__What is being asked__
Every line of the entries with the word "XLOOKUP" in it should be shown.

■ ■ ■ ■ ■

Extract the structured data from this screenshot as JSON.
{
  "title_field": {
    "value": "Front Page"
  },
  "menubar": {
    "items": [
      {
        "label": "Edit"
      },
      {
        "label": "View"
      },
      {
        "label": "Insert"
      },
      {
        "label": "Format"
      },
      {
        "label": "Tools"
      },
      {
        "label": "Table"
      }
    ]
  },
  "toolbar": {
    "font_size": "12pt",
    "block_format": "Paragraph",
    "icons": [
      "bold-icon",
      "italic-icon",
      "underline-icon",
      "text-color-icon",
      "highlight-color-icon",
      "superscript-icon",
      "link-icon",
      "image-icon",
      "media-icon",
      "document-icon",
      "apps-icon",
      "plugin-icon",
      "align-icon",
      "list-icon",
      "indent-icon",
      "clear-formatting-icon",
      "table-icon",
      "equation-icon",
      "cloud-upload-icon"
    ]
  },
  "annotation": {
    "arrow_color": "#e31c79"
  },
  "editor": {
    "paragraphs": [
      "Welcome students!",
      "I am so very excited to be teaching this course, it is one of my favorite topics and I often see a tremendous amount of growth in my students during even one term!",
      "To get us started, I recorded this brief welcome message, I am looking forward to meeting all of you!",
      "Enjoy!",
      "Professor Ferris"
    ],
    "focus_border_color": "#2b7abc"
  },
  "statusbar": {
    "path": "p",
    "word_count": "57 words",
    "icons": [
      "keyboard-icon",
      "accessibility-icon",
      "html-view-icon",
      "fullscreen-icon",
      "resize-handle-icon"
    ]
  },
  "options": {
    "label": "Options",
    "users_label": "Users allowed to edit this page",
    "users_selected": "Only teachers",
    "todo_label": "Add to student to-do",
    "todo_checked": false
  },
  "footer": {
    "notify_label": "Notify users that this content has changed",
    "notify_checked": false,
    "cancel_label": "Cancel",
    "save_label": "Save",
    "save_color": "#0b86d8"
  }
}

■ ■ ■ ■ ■

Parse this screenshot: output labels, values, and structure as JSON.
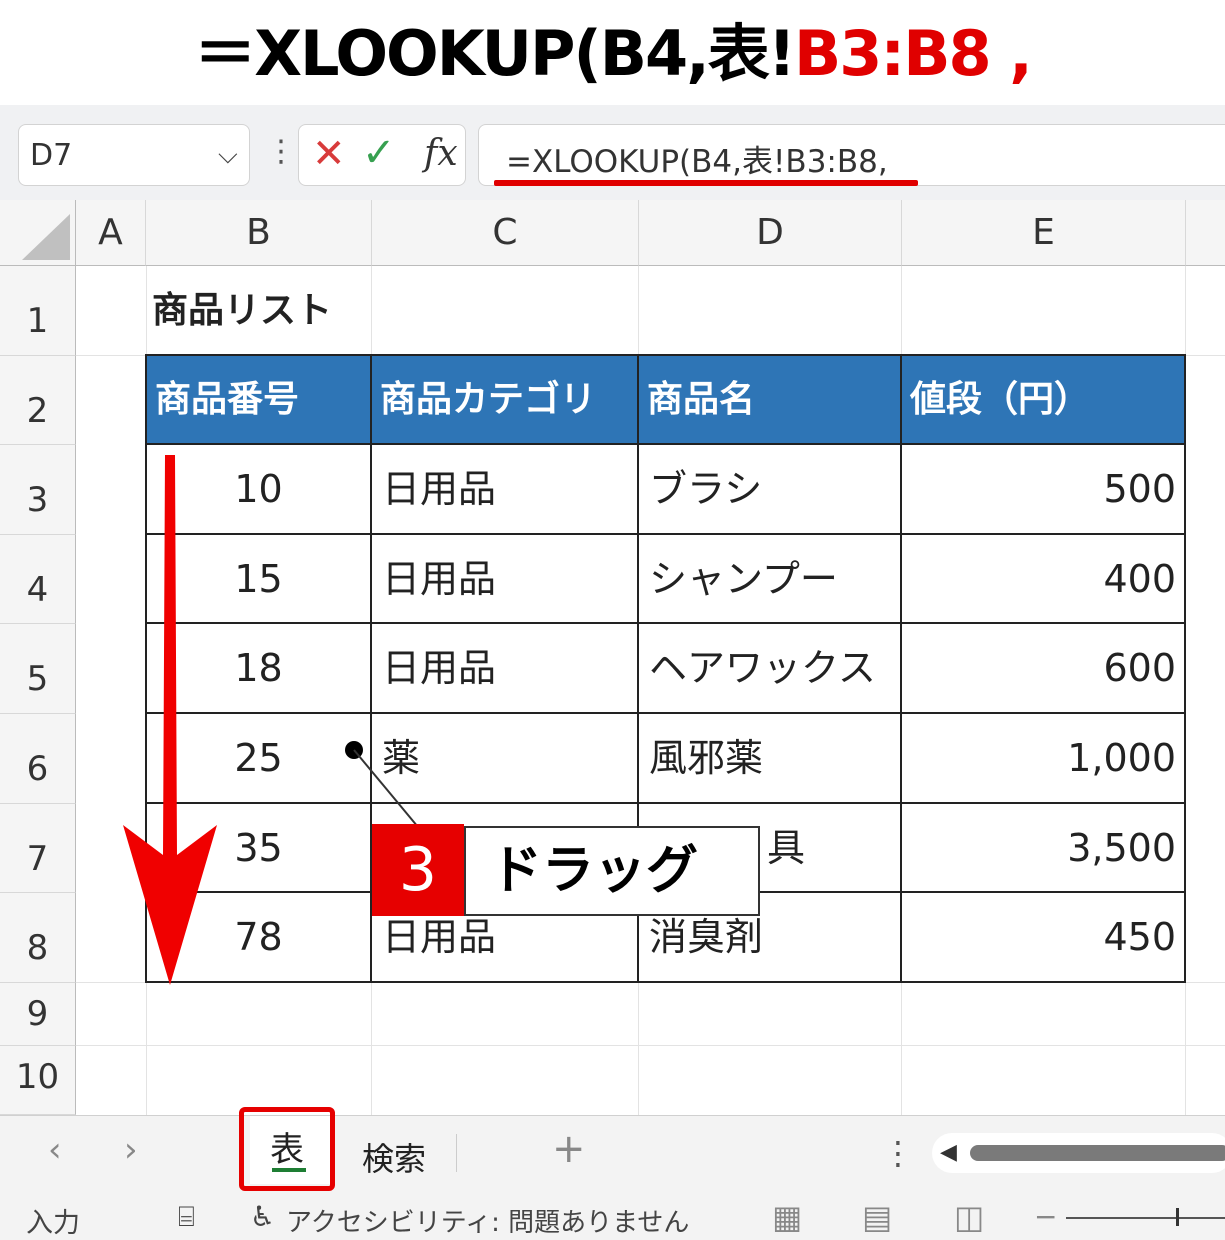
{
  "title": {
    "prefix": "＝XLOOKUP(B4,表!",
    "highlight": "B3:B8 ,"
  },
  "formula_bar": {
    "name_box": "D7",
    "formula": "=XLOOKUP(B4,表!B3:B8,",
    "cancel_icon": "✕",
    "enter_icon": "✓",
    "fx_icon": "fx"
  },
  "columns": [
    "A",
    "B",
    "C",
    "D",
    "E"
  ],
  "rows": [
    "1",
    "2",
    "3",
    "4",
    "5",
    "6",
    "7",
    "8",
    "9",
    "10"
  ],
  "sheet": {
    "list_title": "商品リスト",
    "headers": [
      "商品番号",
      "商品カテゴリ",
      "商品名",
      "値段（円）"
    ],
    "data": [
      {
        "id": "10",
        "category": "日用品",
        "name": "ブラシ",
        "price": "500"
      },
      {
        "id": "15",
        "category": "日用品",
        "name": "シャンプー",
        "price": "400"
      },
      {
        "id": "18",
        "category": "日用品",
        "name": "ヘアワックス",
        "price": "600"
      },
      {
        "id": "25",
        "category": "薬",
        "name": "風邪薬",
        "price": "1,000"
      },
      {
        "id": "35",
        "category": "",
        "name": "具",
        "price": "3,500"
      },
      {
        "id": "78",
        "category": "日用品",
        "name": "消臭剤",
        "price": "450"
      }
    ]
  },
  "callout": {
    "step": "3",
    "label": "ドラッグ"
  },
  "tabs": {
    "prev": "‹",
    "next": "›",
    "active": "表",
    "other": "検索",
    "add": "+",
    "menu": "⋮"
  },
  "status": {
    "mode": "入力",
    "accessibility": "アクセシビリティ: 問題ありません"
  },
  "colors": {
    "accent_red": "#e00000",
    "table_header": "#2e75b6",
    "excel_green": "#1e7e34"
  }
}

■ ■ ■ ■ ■

__Your response__
    "prefix": "＝XLOOKUP(B4,表!",
    "formula": "=XLOOKUP(B4,表!B3:B8,",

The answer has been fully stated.